TASK STATEMENT
The response must consist of every record, restated word for word.

Stored records
****************

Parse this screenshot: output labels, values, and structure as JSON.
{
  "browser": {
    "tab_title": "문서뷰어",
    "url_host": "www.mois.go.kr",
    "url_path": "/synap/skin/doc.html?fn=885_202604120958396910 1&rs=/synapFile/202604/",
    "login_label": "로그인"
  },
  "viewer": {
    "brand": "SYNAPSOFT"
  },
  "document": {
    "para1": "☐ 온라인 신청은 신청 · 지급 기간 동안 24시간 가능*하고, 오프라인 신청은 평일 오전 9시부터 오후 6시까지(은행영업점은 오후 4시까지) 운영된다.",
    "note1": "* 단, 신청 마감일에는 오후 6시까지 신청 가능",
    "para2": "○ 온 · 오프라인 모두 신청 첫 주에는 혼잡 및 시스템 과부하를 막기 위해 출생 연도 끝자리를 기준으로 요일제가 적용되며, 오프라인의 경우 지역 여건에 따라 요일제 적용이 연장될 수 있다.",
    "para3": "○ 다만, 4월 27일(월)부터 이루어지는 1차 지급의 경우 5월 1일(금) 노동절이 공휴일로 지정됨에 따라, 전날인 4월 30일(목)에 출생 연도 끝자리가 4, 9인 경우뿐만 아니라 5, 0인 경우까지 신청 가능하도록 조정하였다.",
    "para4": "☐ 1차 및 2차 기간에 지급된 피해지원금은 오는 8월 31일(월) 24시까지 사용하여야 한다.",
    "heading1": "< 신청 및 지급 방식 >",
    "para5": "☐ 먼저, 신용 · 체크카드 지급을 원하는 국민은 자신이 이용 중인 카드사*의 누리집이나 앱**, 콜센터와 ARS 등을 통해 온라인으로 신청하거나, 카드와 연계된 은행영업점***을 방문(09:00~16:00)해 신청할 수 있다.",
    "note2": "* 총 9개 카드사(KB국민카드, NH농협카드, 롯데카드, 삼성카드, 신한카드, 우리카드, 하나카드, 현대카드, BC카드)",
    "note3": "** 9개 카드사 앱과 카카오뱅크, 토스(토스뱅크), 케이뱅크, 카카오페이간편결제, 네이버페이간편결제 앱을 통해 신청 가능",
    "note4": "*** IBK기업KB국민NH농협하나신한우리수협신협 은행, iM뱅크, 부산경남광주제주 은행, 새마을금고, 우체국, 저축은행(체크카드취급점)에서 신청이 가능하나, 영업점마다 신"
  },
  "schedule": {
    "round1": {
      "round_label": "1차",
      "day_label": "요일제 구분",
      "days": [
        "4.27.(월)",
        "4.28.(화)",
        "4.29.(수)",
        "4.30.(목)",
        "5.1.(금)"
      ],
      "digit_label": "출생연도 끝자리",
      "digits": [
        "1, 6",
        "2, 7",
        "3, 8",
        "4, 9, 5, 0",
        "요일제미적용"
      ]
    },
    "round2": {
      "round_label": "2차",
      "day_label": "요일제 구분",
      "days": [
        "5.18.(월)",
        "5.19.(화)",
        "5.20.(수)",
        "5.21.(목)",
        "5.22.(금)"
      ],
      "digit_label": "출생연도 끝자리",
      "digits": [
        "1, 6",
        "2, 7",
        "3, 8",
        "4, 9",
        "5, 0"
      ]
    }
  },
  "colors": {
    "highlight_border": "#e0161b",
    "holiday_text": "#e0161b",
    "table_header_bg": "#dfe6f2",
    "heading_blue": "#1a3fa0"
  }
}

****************

FINISHED EXERCISE
Parse this screenshot: output labels, values, and structure as JSON.
{
  "browser": {
    "tab_title": "문서뷰어",
    "url_host": "www.mois.go.kr",
    "url_path": "/synap/skin/doc.html?fn=885_202604120958396910 1&rs=/synapFile/202604/",
    "login_label": "로그인"
  },
  "viewer": {
    "brand": "SYNAPSOFT"
  },
  "document": {
    "para1": "☐ 온라인 신청은 신청 · 지급 기간 동안 24시간 가능*하고, 오프라인 신청은 평일 오전 9시부터 오후 6시까지(은행영업점은 오후 4시까지) 운영된다.",
    "note1": "* 단, 신청 마감일에는 오후 6시까지 신청 가능",
    "para2": "○ 온 · 오프라인 모두 신청 첫 주에는 혼잡 및 시스템 과부하를 막기 위해 출생 연도 끝자리를 기준으로 요일제가 적용되며, 오프라인의 경우 지역 여건에 따라 요일제 적용이 연장될 수 있다.",
    "para3": "○ 다만, 4월 27일(월)부터 이루어지는 1차 지급의 경우 5월 1일(금) 노동절이 공휴일로 지정됨에 따라, 전날인 4월 30일(목)에 출생 연도 끝자리가 4, 9인 경우뿐만 아니라 5, 0인 경우까지 신청 가능하도록 조정하였다.",
    "para4": "☐ 1차 및 2차 기간에 지급된 피해지원금은 오는 8월 31일(월) 24시까지 사용하여야 한다.",
    "heading1": "< 신청 및 지급 방식 >",
    "para5": "☐ 먼저, 신용 · 체크카드 지급을 원하는 국민은 자신이 이용 중인 카드사*의 누리집이나 앱**, 콜센터와 ARS 등을 통해 온라인으로 신청하거나, 카드와 연계된 은행영업점***을 방문(09:00~16:00)해 신청할 수 있다.",
    "note2": "* 총 9개 카드사(KB국민카드, NH농협카드, 롯데카드, 삼성카드, 신한카드, 우리카드, 하나카드, 현대카드, BC카드)",
    "note3": "** 9개 카드사 앱과 카카오뱅크, 토스(토스뱅크), 케이뱅크, 카카오페이간편결제, 네이버페이간편결제 앱을 통해 신청 가능",
    "note4": "*** IBK기업KB국민NH농협하나신한우리수협신협 은행, iM뱅크, 부산경남광주제주 은행, 새마을금고, 우체국, 저축은행(체크카드취급점)에서 신청이 가능하나, 영업점마다 신"
  },
  "schedule": {
    "round1": {
      "round_label": "1차",
      "day_label": "요일제 구분",
      "days": [
        "4.27.(월)",
        "4.28.(화)",
        "4.29.(수)",
        "4.30.(목)",
        "5.1.(금)"
      ],
      "digit_label": "출생연도 끝자리",
      "digits": [
        "1, 6",
        "2, 7",
        "3, 8",
        "4, 9, 5, 0",
        "요일제미적용"
      ]
    },
    "round2": {
      "round_label": "2차",
      "day_label": "요일제 구분",
      "days": [
        "5.18.(월)",
        "5.19.(화)",
        "5.20.(수)",
        "5.21.(목)",
        "5.22.(금)"
      ],
      "digit_label": "출생연도 끝자리",
      "digits": [
        "1, 6",
        "2, 7",
        "3, 8",
        "4, 9",
        "5, 0"
      ]
    }
  },
  "colors": {
    "highlight_border": "#e0161b",
    "holiday_text": "#e0161b",
    "table_header_bg": "#dfe6f2",
    "heading_blue": "#1a3fa0"
  }
}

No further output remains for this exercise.